And indeed, some of the stories in the book are variations on the theme of freedom and sincerity vs. society  and civilization. In Chapter XIII, for example, as the subtitle tells us, Esti “appears as a benefactor. He takes the part of an afflicted widow, but is finally obliged to strike her because he is so sorry for her that he can do nothing else”. Some of the stories are studies on one particular virtue: selflessness, heroism or honesty. Never pronouncing judgment, Kosztolányi shows the reverse side of these virtues, by presenting cases in which either this virtue is shown to be an illusion kindled by vanity or bad logic, like in the above-mentioned case of the afflicted widow, or it is taken ad absurdum, like in the chapter about the honest city where cafés entice customers with “unaffordable prices, rude waiters” and books are advertised as “unreadable rubbish… latest work of an old writer who has gone senile, not a single copy sold up to now” (Chapter IV); or that of the perfect hotel which is so perfect that it would amount to tactlessness to offer the proprietors money for staying there (Chapter XI).

Many of the stories delve deeply, but nonetheless playfully, into the problem of communication, like Chapter IX in which Esti, who speaks five or six words in Bulgarian, “chats” in Bulgarian with a Bulgarian train guard. Or Chapter XV, which provides a counterpoint to the conversation with the Bulgarian train guard: Esti talks to a friend who is anxious about his son’s operation, whereas all Esti can think about is the poem that he is in the middle of writing. In Chapter XVII, Ürögi, a friend of Esti’s, drops in for a chat. Afraid that he is disturbing Esti, he spends hours imploring his host to give his word of honour that he is not disturbing him, and when he has finally made Esti absolutely furious and shout at him, he relaxes and happily explains what he had come for and stays for another three hours. All these stories express a fundamental skepticism about the possibility of communication. Every conversation is in a sense a ‘dialogue of the deaf’, Kosztolányi seems to suggest.

The last chapter, a lyrical description of “an everyday tram ride”, is a heartrending account of human life, condensed into four and a half pages. 
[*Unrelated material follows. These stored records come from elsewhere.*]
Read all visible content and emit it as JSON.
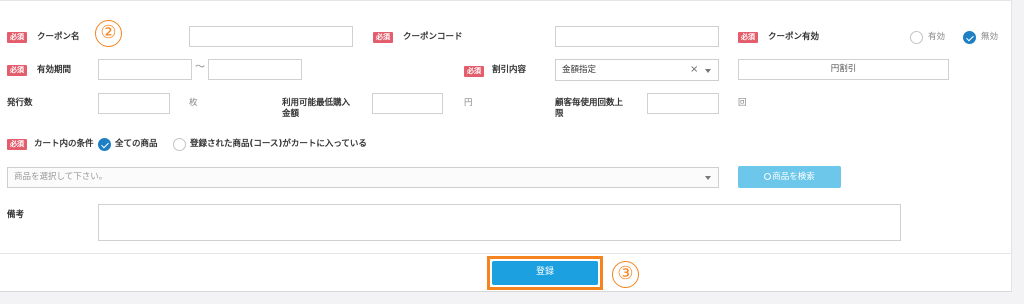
{
  "required_badge": "必須",
  "annotations": {
    "step2": "②",
    "step3": "③"
  },
  "row1": {
    "coupon_name_label": "クーポン名",
    "coupon_code_label": "クーポンコード",
    "coupon_valid_label": "クーポン有効",
    "valid_on": "有効",
    "valid_off": "無効",
    "selected": "無効"
  },
  "row2": {
    "period_label": "有効期間",
    "period_sep": "〜",
    "discount_label": "割引内容",
    "discount_select_value": "金額指定",
    "clear_symbol": "×",
    "discount_amount_placeholder": "円割引"
  },
  "row3": {
    "issue_count_label": "発行数",
    "issue_unit": "枚",
    "min_purchase_label": "利用可能最低購入金額",
    "min_purchase_unit": "円",
    "per_customer_label": "顧客毎使用回数上限",
    "per_customer_unit": "回"
  },
  "row4": {
    "cart_condition_label": "カート内の条件",
    "option_all": "全ての商品",
    "option_registered": "登録された商品(コース)がカートに入っている",
    "selected": "全ての商品"
  },
  "row5": {
    "product_select_placeholder": "商品を選択して下さい。",
    "search_button": "商品を検索"
  },
  "row6": {
    "remarks_label": "備考"
  },
  "footer": {
    "submit_label": "登録"
  },
  "colors": {
    "required": "#e45d6c",
    "accent": "#f5841f",
    "primary": "#1da0df",
    "search": "#6cc7ea",
    "check": "#1f7fc4"
  }
}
When the book was originally published, both religious and Marxist critics condemned it for obvious reasons: the distance from which Kosztolányi views humankind came across as nihilism for partisans of any kind of ‘engaged literature’. Yet the fragmentary nature of the book itself and of its hero, as well as the anxiety behind their view of human life and character were based on an acute assessment of the situation of the world, and especially of Hungary at the time, ravaged by the First World War, torn into pieces by the Treaty of Trianon that took two thirds of the country, then having experienced Communist terror in 1919 and rightist retaliation in its wake.

What continues to make the book a constant source of pleasure for generations of readers is precisely that slight distance, and the resulting mixture of the playful and the tragic which is Kosztolányi’s trademark. He plays a game with perspective, holding the magnifying glass now the right, now the wrong way, to show how things that are unimportant from one point of view can have a major importance from another. He talks about the terror and loneliness that a child feels after his mother leaves him at school for the first time (Chapter II) as if he was describing a situation of extreme danger; whereas in Chapter XVI, the ending of which verges on the absurd, he mentions lightly the fact that Esti pushes Ellinger, who had previously saved his life but had gradually become a pest for him, into the Danube. Young readers will love the book for its irreverence and playfulness, whereas adults will appreciate the satiric and tragic overtones, Kosztolányi’s deep knowledge of human character and, in spite of the ever-presence of death, his celebration of life.

Dezső Kosztolányi: Kornél Esti
New York: New Directions, 2011
Translated by Bernard Adams

Ágnes Orzóy

Tags: Dezső Kosztolányi